I was excited to see “Little Nicky”, Adam Sandler’s newest theatrical release. As a semi-devout fan, I wished to see more of the sometimes seemingly random humor and quirky, irresponsible antics seen in his past comedy classics Happy Gilmore, The Waterboy and Big Daddy.
Unfortunately, Sandler’s latest movie is best described by Dante’s inscription on the gates of Hell, which is often translated into English as “Abandon all hope, ye who enter here!” “Little Nicky” is as disappointing as it is demonic.

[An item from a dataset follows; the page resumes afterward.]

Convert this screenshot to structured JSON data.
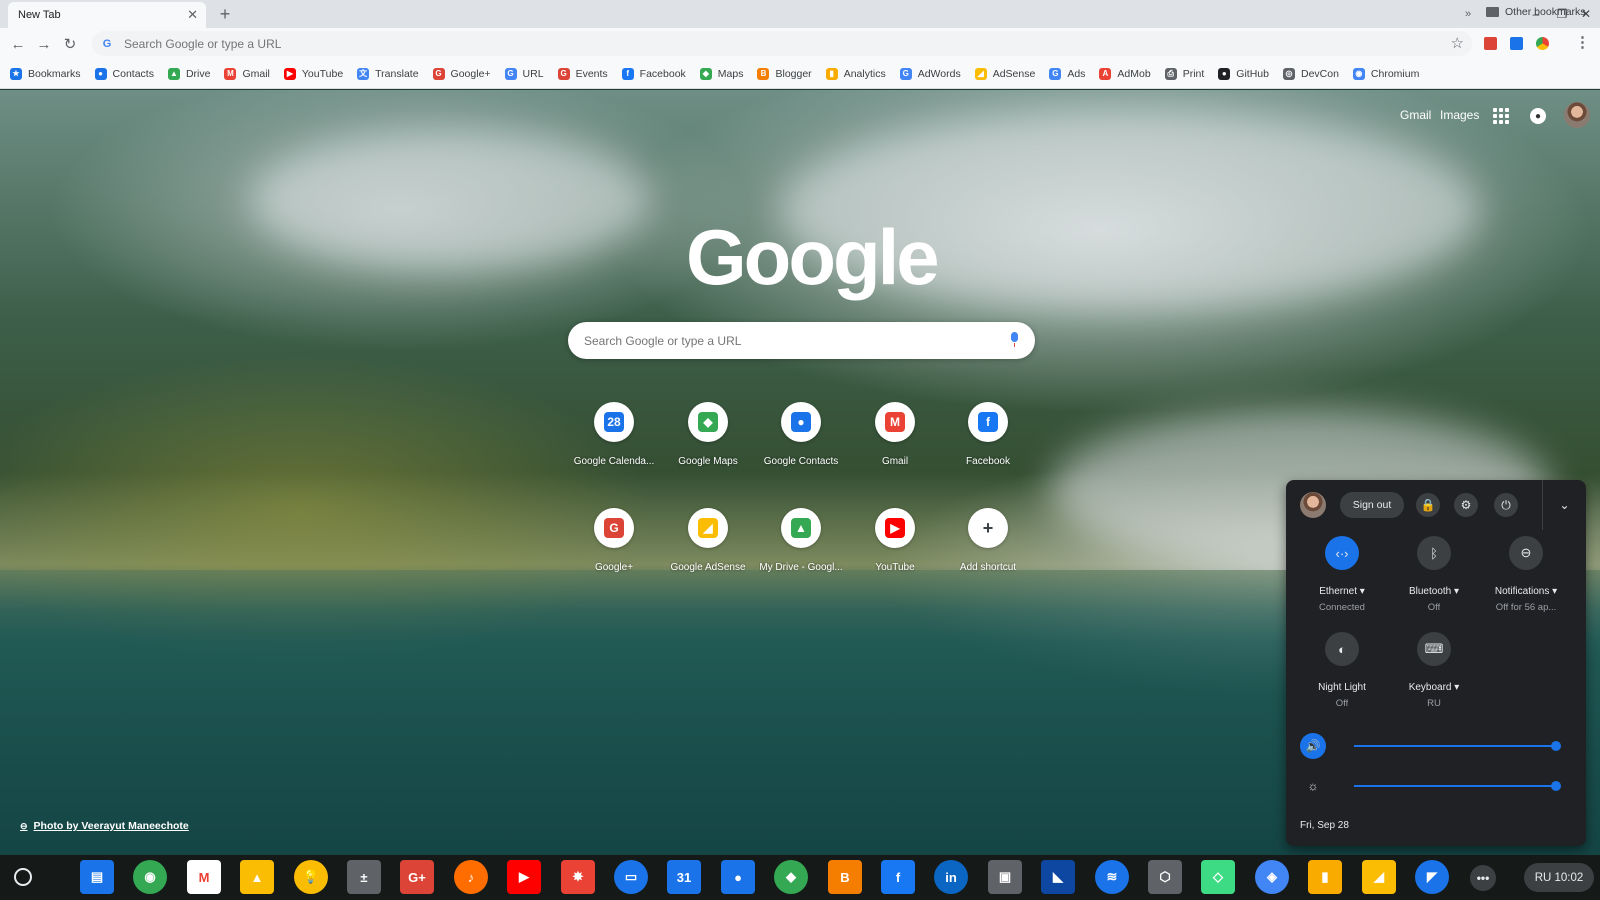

The youngest son of the devil, Nicky [Sandler], must find and capture his rebelling elder brothers who have fled to Earth to raise their own hell [literally]. In doing this, the brothers Adrian [Rhys Ifans] and Cassius [Tiny Lister] have closed the gates of hell and upset the balance between good and evil. This causes the devil to begin rotting away–not an overall bad thing in my book. Rotting the Big Apple from the inside, the brothers possess prominent figures of New York, creating a place where drunken parties, drugs, and sex are virtues [no, this movie is not a documentary on college life]. Nicky’s task is not easy. While forming a budding romance with Valerie [Patricia Arquette], Nicky is killed numerous times, returning to Hell each time. His brothers are stronger, smarter, and more ruthless than him. However, he has an advantage they don’t: he is half angel.
The great paradox of his lineage is as corny as it is perplexing. The prince of darkness and an angel; only in Hollywood could such a combination occur. Not that the devil has bad taste, with the lovely Reese Witherspoon as the angel mother, but come on, please; Harvey Kietel and Miss Witherspoon? Combine a vision of heaven filled with angels who swear and drink, act like high school girls, and wear really short dresses [well, it is heaven after all], and a vision of devils who are kind and loving and it will leave anyone’s theological heads spinning in their halos.
Not that the movie isn’t funny, but in Sandler’s typical comedy where you are left amused between the punch lines and witticisms, “Little Nicky” leaves you feeling sickly from the barrage of dark humor and random gross curiosities. Sandler seems a bit out of place. This movie is not his normal form. When evil fights against evil, who else can win?
For those burning to see Sandler’s latest escapade, save your eyes and cash the torture and wait for it on video.